=== Begin Enclosure ===

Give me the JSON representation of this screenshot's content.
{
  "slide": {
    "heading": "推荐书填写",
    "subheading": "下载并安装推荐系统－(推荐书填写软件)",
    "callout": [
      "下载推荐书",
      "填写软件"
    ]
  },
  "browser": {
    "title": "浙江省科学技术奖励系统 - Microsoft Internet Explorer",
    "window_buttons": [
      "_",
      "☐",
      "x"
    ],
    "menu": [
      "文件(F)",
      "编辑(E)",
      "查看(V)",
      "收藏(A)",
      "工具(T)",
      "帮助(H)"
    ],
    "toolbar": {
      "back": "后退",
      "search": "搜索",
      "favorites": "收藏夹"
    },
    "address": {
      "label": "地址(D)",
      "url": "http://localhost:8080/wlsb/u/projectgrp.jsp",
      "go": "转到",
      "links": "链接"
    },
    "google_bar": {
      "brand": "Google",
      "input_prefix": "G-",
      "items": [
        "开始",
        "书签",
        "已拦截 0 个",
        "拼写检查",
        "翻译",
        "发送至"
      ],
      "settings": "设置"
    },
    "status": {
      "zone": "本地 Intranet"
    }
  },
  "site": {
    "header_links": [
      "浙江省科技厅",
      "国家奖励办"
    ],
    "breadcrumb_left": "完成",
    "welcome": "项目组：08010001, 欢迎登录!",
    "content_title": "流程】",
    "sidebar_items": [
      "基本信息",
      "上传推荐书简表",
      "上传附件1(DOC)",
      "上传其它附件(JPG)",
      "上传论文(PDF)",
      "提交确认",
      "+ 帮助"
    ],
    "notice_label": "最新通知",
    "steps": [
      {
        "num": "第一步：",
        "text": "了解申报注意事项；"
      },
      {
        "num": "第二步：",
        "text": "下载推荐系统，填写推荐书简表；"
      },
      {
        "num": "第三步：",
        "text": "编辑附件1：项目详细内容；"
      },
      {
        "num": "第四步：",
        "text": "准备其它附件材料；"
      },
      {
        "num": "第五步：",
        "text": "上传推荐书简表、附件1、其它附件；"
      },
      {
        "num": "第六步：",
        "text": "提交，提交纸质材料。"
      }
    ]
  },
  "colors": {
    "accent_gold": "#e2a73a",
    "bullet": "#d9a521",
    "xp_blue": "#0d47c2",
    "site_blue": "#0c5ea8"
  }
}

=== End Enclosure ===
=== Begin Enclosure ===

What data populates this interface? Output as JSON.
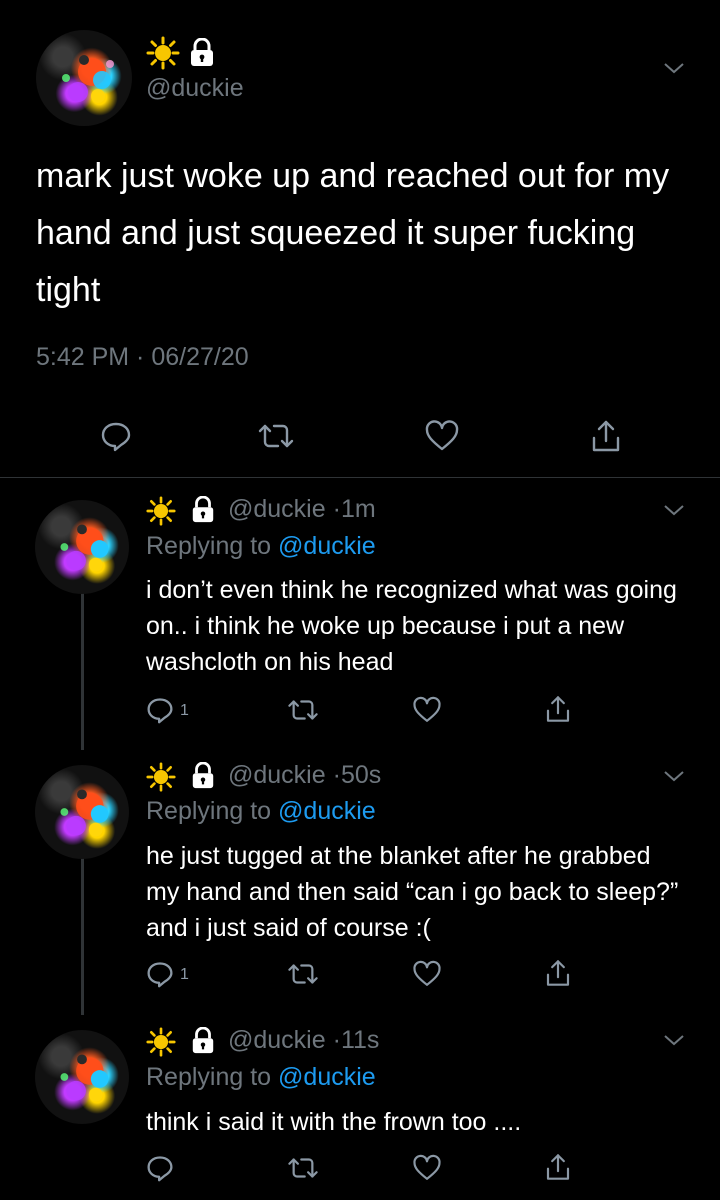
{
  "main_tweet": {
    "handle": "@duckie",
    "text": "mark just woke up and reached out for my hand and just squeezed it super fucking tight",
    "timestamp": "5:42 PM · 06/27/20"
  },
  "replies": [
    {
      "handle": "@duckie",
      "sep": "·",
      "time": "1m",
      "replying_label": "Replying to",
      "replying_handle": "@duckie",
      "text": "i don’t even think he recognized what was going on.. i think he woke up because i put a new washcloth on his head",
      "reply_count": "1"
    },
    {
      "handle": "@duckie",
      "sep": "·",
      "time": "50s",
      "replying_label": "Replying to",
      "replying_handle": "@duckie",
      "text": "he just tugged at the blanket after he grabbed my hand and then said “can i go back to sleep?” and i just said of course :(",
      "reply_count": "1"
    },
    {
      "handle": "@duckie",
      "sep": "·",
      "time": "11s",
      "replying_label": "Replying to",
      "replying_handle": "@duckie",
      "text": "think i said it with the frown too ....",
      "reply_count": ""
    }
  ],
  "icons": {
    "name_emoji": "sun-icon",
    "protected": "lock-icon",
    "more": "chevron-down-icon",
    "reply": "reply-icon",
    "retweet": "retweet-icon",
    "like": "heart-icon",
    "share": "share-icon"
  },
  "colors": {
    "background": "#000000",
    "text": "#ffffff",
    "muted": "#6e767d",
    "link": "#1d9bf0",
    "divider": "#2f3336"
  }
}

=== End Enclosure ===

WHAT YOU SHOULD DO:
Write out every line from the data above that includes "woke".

TASK ANSWER:
    "text": "mark just woke up and reached out for my hand and just squeezed it super fucking tight",
      "text": "i don’t even think he recognized what was going on.. i think he woke up because i put a new washcloth on his head",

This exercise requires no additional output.